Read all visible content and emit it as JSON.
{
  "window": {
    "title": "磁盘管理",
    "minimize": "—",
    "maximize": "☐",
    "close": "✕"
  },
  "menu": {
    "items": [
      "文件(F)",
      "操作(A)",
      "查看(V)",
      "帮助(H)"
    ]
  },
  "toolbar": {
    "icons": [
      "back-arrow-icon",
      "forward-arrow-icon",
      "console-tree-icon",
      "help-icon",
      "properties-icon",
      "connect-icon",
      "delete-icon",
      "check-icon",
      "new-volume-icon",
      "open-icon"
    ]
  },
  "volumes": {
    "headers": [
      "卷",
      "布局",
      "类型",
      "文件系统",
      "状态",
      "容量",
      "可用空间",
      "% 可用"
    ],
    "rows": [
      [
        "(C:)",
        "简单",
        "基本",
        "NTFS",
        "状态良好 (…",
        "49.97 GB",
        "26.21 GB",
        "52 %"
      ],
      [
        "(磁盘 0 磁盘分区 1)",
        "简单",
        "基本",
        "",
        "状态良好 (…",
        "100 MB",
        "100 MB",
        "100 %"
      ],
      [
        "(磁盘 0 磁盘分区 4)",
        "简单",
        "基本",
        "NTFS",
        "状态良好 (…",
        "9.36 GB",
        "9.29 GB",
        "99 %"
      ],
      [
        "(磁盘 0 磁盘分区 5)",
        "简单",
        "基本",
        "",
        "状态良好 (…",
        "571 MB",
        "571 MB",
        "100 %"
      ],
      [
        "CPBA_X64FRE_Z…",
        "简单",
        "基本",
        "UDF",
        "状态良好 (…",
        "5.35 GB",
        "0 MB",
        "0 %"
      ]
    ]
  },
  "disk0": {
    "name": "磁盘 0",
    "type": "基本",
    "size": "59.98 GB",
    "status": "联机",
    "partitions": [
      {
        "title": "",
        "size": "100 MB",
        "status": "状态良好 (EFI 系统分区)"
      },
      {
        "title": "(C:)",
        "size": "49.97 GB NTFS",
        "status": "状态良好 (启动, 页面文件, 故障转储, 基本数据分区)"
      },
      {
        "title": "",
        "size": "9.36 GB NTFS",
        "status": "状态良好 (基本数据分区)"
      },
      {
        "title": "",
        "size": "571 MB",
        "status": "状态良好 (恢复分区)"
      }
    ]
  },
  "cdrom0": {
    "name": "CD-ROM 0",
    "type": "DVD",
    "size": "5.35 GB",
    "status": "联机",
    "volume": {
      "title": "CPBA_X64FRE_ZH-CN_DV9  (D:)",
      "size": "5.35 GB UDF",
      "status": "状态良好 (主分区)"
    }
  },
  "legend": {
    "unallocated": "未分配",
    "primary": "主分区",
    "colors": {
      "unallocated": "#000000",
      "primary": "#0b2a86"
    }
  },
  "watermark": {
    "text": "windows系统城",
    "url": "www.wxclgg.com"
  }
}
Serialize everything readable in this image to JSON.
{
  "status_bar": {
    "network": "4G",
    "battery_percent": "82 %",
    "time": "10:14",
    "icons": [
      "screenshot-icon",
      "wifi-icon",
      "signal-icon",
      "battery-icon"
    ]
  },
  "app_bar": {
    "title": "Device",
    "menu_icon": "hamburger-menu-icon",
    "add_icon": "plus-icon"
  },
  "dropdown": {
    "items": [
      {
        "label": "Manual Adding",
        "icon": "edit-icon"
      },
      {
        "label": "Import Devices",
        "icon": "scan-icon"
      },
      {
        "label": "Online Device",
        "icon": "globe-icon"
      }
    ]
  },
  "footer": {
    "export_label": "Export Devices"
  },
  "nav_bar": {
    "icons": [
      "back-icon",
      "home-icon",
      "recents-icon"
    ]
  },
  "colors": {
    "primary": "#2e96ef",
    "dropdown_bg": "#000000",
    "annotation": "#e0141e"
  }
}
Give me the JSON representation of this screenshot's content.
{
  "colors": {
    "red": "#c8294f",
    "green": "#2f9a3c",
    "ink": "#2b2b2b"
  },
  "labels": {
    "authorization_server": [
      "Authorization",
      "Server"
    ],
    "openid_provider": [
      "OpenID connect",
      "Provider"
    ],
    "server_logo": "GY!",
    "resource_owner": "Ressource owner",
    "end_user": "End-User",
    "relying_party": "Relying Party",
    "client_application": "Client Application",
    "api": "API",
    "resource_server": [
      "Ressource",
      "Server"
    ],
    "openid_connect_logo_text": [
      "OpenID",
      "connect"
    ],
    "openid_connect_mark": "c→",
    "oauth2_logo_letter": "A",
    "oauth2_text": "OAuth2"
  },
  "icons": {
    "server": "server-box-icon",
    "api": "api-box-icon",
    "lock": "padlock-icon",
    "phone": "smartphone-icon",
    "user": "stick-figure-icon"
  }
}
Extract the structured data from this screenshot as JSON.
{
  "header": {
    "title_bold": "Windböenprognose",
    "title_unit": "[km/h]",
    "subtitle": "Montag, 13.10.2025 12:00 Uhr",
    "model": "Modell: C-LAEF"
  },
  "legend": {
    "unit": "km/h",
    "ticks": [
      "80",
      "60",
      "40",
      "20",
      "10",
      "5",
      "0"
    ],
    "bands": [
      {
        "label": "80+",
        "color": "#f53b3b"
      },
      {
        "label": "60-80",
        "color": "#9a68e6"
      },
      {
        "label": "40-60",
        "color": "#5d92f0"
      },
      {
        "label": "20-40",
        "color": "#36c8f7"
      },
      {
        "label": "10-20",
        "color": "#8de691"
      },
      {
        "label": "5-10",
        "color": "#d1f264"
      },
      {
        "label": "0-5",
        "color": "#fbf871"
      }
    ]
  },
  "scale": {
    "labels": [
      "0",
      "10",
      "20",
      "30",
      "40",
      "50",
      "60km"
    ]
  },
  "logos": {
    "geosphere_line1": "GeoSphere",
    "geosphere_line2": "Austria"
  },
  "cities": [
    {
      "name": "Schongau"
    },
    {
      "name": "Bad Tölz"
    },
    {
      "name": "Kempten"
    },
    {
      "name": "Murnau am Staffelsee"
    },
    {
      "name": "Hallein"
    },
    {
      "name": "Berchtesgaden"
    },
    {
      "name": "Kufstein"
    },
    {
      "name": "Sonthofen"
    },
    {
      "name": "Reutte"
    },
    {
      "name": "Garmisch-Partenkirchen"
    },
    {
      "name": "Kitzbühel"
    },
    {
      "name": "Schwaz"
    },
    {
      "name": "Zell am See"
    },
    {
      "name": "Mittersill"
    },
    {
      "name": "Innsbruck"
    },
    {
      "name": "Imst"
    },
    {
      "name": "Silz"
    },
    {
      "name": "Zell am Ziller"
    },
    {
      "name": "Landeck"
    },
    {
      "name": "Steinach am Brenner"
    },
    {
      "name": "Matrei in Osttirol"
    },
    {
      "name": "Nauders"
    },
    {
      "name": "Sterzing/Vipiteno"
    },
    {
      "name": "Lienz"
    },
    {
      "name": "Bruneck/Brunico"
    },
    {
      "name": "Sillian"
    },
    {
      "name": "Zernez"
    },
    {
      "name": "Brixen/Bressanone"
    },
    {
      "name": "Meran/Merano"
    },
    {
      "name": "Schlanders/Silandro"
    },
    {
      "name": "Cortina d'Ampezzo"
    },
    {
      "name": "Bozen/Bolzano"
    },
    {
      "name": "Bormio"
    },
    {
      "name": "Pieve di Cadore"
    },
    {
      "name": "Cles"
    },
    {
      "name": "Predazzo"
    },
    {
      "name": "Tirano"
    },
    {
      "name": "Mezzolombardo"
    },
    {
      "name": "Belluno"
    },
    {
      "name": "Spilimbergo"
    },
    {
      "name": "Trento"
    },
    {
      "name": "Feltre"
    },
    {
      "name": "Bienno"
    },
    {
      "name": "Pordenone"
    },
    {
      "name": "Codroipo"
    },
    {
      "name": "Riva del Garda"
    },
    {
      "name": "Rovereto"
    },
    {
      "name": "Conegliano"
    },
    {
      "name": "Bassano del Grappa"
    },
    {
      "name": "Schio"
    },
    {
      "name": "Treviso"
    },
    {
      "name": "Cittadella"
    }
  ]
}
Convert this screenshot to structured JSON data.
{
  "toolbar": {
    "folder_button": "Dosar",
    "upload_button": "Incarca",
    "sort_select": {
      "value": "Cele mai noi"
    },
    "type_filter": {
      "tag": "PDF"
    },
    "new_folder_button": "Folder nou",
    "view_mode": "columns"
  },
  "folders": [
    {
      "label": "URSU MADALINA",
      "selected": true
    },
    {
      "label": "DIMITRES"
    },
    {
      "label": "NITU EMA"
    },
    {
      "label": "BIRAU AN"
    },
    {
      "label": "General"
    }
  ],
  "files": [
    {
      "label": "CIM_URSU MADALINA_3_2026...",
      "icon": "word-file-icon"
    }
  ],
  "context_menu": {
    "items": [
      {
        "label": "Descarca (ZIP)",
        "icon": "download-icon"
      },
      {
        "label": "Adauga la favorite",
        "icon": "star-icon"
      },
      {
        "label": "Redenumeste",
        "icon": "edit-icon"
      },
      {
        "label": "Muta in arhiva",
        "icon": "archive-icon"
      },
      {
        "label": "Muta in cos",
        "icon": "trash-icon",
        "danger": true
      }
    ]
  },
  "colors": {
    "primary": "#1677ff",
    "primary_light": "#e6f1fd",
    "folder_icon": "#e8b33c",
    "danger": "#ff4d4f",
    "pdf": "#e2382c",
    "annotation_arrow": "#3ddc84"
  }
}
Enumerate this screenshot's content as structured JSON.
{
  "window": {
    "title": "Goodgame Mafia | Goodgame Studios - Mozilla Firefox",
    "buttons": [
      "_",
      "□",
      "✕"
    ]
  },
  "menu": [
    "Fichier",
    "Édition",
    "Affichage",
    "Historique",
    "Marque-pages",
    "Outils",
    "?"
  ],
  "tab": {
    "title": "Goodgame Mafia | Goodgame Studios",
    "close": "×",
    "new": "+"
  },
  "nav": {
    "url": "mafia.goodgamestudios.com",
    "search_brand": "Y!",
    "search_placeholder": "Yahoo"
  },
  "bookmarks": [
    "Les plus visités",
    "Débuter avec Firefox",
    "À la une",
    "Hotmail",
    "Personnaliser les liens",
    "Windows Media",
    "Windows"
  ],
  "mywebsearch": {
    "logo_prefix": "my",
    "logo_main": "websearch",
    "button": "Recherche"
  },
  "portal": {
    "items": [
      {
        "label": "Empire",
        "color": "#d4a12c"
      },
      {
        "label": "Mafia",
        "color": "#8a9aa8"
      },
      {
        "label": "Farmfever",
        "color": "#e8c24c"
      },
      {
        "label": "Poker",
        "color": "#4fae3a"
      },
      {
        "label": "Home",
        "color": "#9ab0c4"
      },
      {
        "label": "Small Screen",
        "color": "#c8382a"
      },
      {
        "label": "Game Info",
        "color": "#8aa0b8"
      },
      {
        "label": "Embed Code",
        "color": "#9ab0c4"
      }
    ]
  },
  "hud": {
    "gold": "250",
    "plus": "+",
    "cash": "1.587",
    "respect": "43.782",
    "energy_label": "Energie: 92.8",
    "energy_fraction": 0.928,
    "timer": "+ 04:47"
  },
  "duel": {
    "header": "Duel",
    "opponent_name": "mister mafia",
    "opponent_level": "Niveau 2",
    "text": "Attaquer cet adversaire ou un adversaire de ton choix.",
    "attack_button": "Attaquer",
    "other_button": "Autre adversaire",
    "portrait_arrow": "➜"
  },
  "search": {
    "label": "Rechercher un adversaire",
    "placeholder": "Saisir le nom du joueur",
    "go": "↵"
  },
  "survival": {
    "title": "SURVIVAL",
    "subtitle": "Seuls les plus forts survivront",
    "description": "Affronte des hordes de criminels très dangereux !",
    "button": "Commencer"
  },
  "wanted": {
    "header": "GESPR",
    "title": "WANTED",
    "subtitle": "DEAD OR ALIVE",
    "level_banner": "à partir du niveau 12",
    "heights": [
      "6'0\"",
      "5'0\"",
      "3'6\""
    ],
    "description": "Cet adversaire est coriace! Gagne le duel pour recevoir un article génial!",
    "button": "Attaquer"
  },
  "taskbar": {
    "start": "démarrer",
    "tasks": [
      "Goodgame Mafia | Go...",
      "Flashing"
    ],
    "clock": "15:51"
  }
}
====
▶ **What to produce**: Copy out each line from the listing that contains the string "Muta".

▶ **Reply**:
        "label": "Muta in arhiva",
        "label": "Muta in cos",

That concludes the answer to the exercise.